Refactoring Your ASP.NET Project
One day at work i was refactoring my code as I do everyday, when it suddenly hit me that our ASP.NET projects were also refactored in a sense.
For those of you who don’t know what refactoring is, here’s a definition.
“Refactoring is making changes to a body of code in order to improve its internal structure, without changing its external behavior”.
In layman’s terms it means the process of cleaning your code and break it up in smaller more maintainable pieces.
It’s a discipline most programmers are accustomed to and have been using for years no matter the programming language or platform.
The principle of refactoring should also be upheld when designing the structure of your ASP.NET projects. This is typically done by moving code to user controls for reuse and maintainability.
However, there is a big difference in refactoring a C# class library and the ASP.NET pages/controls.
Whereas refactoring is an ongoing process in a class library type of situation, it is more a static one in the ASP.NET scenario or much more difficult to do.
That’s a whole lot more than you would do in a class library situation and that’s why you have to do a lot of planning before you create your ASP.NET architecture.
That kind of architecture is very important because of the difficult refactoring process in ASP.NET, and that’s why you should plan ahead before you start writing your pages and user controls.
It’s a tough job to correct when your project grows bigger and more complex and projects tend to do just that.
I know refactoring isn’t the same as designing the structure, but it’s probably the closest thing we can get to refactoring ASP.NET pages and user controls.
Mads Kristensen currently works as a Senior Developer at Traceworks located
in Copenhagen, Denmark. Mads graduated from Copenhagen Technical Academy with a multimedia degree in
2003, but has been a professional developer since 2000. His main focus is on ASP.NET but is responsible for Winforms, Windows- and
web services in his daily work as well.
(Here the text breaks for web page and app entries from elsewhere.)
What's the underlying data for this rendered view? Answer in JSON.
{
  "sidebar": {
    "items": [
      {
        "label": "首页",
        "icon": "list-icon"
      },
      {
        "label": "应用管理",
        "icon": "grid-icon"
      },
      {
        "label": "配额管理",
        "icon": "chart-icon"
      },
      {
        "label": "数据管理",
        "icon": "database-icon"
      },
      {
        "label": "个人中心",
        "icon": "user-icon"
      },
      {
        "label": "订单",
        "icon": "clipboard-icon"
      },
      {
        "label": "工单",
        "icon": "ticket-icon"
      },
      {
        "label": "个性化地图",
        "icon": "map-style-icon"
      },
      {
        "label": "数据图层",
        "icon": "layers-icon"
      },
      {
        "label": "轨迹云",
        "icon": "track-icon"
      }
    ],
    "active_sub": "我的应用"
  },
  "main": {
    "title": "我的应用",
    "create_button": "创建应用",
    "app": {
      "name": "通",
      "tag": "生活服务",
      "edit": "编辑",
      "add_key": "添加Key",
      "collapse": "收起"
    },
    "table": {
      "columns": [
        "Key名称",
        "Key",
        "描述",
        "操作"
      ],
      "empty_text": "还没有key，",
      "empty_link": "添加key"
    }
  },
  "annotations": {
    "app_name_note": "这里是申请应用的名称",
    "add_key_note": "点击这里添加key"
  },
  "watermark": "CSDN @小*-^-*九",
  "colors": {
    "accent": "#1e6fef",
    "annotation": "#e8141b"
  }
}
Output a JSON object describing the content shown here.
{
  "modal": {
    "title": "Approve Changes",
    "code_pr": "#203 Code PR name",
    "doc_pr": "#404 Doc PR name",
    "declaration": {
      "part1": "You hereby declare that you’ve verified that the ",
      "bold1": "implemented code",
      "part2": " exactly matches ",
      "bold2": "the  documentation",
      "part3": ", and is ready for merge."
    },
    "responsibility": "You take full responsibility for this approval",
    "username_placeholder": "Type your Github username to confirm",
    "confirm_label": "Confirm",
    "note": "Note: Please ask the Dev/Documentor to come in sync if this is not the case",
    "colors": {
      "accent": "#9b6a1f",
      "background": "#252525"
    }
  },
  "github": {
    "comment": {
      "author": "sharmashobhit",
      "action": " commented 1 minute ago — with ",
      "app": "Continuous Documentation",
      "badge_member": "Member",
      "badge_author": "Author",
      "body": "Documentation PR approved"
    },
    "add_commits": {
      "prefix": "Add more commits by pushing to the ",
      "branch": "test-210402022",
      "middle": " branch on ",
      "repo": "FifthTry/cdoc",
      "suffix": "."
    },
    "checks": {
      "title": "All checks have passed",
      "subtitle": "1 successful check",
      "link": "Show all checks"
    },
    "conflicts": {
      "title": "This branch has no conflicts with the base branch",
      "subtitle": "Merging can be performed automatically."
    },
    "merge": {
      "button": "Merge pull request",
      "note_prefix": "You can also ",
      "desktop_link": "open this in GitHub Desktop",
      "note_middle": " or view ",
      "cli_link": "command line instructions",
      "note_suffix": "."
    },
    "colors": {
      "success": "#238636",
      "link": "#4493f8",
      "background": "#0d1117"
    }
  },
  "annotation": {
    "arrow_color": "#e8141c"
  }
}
A true .NET developer with great passion for the simple solution.